Is your career making you sick?
Join our free webinar, Monday, July 12, at 7pm Adelaide time to discover the signs, and learn how to plan your next actions. Click through for more details and registration.
There is one simple way to tell if your workplace culture is good for your health – how are your senior leaders shaping up???
Are they setting an example in their career which inspires others to want to follow in their footsteps? If the answer is no, then perhaps the change needs to start at the top.
Success is more than a reflection of what’s in your bank account.
Are you happy doing what you’re doing in your career? Do you have healthy relationships in your life? Do you have time to live life? Are you healthy?
I often see people move into senior positions and when I catch up with them at the 6 month mark, I see visible changes and can tell if they’ve made the right career move. At 12 months, it’s even more telling. The long hours, the after hours functions, the lack of planning for nutrition and exercise all take their toll. On top of this, stress levels start to go through the roof, and there are no coping mechanisms in place. Not a sustainable career to be in.
A corporate wellbeing or EAP program is far more than offering flu shots and having a fruit basket in the kitchen. It’s about changing a mindset. You need to be the best version of you to have the mental and physical stamina, balance, resilience and mindfulness to thrive, yet where do you see evidence of wellbeing practices in the workplace? Not just the annual 10,000 steps program, but on a daily basis.
So ask yourself some questions:
- What does the best version of you look like?
- What would change if you reached that state?
- How would you feel?
- Why is it important to you to be your best?
- (and the scariest question) What are the ramifications of not changing?

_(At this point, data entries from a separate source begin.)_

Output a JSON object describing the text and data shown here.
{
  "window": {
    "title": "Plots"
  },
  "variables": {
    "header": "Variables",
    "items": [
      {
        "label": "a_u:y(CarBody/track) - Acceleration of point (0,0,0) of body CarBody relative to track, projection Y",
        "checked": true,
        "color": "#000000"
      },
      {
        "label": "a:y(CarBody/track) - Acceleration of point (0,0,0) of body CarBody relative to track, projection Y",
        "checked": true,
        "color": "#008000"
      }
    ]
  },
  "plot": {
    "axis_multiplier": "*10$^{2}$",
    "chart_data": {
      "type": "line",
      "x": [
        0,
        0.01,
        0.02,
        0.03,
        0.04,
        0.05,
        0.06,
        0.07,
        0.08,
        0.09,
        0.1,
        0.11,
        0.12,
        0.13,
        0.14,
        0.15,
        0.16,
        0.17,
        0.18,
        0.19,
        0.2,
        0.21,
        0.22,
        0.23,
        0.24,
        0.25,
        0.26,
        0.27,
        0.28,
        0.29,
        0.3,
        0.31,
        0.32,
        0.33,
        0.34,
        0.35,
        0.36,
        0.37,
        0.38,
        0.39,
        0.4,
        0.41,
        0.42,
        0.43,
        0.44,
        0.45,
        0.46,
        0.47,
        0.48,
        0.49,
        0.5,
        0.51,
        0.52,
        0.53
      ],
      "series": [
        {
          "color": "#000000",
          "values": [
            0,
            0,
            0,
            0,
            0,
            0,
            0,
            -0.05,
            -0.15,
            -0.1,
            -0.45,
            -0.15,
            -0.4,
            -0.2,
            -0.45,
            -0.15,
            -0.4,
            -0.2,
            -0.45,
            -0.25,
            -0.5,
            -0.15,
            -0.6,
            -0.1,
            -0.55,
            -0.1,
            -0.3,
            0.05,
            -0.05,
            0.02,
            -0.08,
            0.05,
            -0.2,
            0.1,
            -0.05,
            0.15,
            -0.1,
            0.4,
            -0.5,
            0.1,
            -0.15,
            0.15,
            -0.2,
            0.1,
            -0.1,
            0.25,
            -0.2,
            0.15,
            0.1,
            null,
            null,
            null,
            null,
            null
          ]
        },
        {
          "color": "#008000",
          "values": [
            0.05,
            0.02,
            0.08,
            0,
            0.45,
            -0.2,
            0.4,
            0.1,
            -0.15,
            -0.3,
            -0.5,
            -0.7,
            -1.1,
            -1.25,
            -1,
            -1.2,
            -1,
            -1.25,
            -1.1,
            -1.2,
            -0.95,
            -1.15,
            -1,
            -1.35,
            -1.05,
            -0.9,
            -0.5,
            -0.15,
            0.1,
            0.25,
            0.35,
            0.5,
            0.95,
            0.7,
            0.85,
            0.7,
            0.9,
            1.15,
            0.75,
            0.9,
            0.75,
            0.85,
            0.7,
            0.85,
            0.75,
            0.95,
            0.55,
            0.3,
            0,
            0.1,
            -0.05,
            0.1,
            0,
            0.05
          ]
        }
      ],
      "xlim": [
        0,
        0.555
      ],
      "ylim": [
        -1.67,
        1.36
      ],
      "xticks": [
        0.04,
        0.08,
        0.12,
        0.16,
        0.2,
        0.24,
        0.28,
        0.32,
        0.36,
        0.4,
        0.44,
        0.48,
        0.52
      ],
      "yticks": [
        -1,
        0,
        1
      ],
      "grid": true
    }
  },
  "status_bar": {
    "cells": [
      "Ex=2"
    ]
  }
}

What is one area you could start working on to make changes? Start with small changes, just make a start. Which area would have the biggest impact if you made changes? It’s amazing how getting some small wins can have a cascading effect.